- **Task requirements**
For the word "Eigenschaften", state how many lines of the records include it, with no other text.

- **Material for the task**
####
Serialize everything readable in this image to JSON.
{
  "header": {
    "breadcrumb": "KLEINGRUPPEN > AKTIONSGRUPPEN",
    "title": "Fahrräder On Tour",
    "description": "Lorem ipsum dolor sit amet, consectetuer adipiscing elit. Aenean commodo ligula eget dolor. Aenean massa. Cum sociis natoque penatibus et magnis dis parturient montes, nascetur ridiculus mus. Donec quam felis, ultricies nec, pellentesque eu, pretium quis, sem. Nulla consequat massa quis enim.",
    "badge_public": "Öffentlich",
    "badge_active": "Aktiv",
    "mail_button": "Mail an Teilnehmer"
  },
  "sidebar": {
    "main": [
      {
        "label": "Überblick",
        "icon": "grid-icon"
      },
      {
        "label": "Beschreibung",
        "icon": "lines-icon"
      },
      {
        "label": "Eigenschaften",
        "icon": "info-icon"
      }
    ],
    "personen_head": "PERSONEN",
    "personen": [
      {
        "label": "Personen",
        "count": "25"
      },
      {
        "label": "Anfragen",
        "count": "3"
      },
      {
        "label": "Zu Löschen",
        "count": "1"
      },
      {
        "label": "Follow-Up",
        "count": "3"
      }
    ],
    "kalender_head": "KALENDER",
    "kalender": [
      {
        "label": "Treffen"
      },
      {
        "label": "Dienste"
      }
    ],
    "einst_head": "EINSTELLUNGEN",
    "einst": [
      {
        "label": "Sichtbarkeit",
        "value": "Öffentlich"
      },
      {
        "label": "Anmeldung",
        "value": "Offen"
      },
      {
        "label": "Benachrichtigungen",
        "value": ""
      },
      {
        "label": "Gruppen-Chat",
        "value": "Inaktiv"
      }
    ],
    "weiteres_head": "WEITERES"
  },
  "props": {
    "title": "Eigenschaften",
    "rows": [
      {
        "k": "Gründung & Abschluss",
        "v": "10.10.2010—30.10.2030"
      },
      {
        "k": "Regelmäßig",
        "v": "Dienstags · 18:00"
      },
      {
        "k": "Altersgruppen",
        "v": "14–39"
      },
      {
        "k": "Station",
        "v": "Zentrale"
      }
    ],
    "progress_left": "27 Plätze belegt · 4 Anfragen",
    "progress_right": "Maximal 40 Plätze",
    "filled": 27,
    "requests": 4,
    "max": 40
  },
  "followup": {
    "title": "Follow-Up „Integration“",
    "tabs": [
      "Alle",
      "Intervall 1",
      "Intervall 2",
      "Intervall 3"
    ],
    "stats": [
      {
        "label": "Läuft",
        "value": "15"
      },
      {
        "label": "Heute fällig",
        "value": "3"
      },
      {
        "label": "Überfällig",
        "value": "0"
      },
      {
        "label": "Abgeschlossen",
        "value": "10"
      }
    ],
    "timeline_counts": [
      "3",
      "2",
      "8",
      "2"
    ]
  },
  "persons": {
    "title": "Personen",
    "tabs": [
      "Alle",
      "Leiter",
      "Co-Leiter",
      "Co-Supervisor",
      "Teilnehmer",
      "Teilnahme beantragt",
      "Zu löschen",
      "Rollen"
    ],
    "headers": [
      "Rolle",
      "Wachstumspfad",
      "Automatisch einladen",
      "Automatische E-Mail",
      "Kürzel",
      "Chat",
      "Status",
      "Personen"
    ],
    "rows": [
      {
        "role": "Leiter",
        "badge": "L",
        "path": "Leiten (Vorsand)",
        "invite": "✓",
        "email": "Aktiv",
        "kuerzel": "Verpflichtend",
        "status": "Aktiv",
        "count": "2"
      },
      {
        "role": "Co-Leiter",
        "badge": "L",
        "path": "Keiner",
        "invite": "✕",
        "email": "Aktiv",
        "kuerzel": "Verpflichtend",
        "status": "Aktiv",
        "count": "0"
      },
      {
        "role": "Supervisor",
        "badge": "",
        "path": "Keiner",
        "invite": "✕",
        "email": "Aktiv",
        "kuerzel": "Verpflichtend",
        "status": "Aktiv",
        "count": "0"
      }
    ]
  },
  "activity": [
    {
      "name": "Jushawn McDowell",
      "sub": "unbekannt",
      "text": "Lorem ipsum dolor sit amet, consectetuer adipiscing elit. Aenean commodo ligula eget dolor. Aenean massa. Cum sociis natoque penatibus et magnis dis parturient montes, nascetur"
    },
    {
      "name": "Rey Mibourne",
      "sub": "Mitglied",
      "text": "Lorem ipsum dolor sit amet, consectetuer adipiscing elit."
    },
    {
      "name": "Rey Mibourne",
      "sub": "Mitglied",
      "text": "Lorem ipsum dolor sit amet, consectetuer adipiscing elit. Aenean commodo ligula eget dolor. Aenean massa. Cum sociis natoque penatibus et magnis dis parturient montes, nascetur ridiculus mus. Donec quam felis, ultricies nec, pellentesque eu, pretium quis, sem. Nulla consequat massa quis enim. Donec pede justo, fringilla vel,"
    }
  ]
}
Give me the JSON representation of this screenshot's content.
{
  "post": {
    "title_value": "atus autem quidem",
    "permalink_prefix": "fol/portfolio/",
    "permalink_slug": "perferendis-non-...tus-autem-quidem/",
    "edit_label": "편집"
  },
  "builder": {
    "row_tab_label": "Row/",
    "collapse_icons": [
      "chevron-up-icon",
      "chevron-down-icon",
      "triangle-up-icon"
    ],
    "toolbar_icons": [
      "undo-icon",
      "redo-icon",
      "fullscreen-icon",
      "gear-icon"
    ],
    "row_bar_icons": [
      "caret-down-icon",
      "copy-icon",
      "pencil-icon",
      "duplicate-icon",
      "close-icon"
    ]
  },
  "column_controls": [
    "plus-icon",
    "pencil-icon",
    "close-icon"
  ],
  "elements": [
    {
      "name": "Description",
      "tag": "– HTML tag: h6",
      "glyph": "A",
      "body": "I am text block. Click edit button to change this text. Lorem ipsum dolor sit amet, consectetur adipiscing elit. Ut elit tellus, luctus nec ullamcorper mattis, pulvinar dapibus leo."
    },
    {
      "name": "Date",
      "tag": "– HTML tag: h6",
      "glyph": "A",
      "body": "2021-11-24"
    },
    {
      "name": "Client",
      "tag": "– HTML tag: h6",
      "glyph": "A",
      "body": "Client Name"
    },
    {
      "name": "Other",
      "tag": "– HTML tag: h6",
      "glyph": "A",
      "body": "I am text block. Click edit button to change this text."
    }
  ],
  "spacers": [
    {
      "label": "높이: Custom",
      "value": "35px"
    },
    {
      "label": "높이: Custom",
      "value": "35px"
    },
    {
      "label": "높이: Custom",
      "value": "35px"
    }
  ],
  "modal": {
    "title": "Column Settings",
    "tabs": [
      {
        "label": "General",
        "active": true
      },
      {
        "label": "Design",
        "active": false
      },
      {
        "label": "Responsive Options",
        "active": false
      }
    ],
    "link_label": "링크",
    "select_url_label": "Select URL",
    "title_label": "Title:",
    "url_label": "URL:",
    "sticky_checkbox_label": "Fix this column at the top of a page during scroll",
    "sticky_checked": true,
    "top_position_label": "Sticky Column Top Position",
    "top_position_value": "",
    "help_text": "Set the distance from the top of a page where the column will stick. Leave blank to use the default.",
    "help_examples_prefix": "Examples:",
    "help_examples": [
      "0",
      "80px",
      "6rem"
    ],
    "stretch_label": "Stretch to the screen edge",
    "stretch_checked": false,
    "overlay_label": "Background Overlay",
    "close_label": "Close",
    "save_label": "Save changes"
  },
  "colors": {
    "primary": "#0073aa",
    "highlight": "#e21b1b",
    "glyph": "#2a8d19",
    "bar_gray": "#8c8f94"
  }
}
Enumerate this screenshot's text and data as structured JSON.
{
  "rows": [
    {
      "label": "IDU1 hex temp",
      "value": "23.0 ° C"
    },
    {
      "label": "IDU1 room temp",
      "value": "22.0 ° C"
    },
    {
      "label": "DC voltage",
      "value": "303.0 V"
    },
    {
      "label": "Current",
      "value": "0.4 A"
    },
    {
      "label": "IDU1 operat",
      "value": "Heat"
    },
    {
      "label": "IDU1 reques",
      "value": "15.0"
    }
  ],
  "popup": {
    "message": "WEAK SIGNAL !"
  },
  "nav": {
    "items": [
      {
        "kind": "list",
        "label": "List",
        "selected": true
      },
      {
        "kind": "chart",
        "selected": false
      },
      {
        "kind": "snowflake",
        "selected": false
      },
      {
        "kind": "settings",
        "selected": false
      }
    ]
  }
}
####
- **Response for this exercise**
2